UNB ART CENTRE CELEBRATES BLACK HISTORY MONTH
In celebration of Black History Month, the UNB Art Centre is pleased to welcome Sylvia D. Hamilton to Memorial Hall for a poetry reading on Thursday, February 5 at 7:00 PM. She is an award-winning filmmaker and acclaimed poet. Dr. Hamilton’s films have been screened on CBC, TVO, the Knowledge Channel, and on university campuses across the country. She has been honoured with many awards for her work, including a Gemini award, the CBC Television Pioneer Award, and Nova Scotia’s Portia White Prize for Excellence. Her collection of poetry, And I Alone Escaped to Tell You, was published by Gaspereau Press in 2014.

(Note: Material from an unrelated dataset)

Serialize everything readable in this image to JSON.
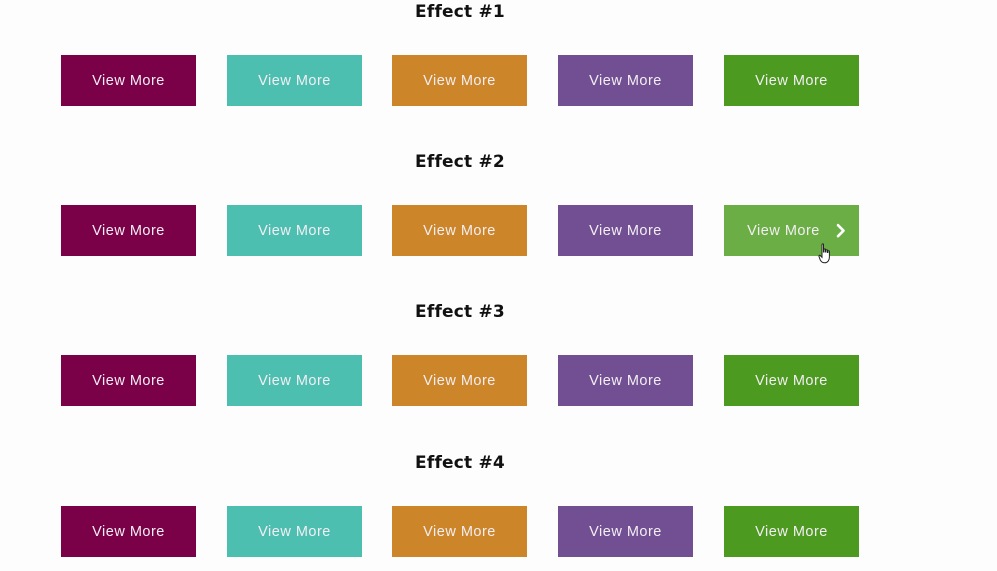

Much of Dr. Hamilton’s work exposes the systemic racism that Black Canadians have experienced across the country. Her collection of poems, And I Alone Escaped to Tell You, deals with the settlement of African peoples in Nova Scotia, and discusses the complex layers of the lives of early Black Nova Scotians and the generations that followed.
In addition to the reading, there will be a talk, and a lunchtime film series that will run from Monday, February 2 to Friday, February 6, screening Dr. Hamilton’s films as well as others related to the Black History of Canada. All films will be screened at Memorial Hall, starting at 12:00 PM.
On Monday, February 2, the UNB Art Centre will be screening Black Mother, Black Daughter (Dir: Sylvia Hamilton & Claire Prieto | National Film Board of Canada | Canada | 29 minutes). This film explores the lives of Black women in Nova Scotia, and the heritage they pass on to their daughters.
On Tuesday, February 3, the film will be Remember Africville (Dir: Shelagh Mackenzie | National Film Board of Canada | Canada | 35 minutes), a short film about Africville that was uprooted in the 1960s. Through archival photographs and films, Remember Africville tells the story of the relocation.
On Wednesday, February 4, join us for Journey to Justice (Dir: Roger McTair | National Film Board of Canada | Canada | 47 minutes), a documentary film profiling 6 Canadians who were instrumental in the legal battle for civil rights in Canada.
On Thursday, February 5, the film will be Sylvia Hamilton’s film Little Black Schoolhouse (Dir: Sylvia Hamilton | Maroon Films | Canada | 60 minutes), which exposes the segregation of schools in Nova Scotia and Ontario. The policies of segregation officially ended in the provinces in 1954 and 1964, respectively, but remained in operation as late as 1983, when the last segregated school closed in Nova Scotia. Dr. Hamilton will be present at the film, and participate in a question and answer session following the screening.
On Friday, February 6, the final film in the series, Speak it! From the Heart of Black Nova Scotia (Dir: Sylvia Hamilton | National Film Board of Canada | Canada | 28 minutes), is also one of Sylvia Hamilton’s films. This piece looks at Black Nova Scotians at a predominately white high school in Halifax, the racism they experienced there, and the educational and cultural programs they develop to build self-esteem and cultural awareness.
On Friday, February 6, 12:30-1:50 p.m., Sylvia Hamilton will be giving a talk titled “Education: A Passport for the Future” at Marshall d’Avray Hall room 356.
The UNB Art Centre is located at Memorial Hall, 9 Bailey Drive, University of New Brunswick, Fredericton. The galleries are open 9:00 AM – 4:00 PM weekdays and for special events. Admission is free to members of the public. Everyone welcome!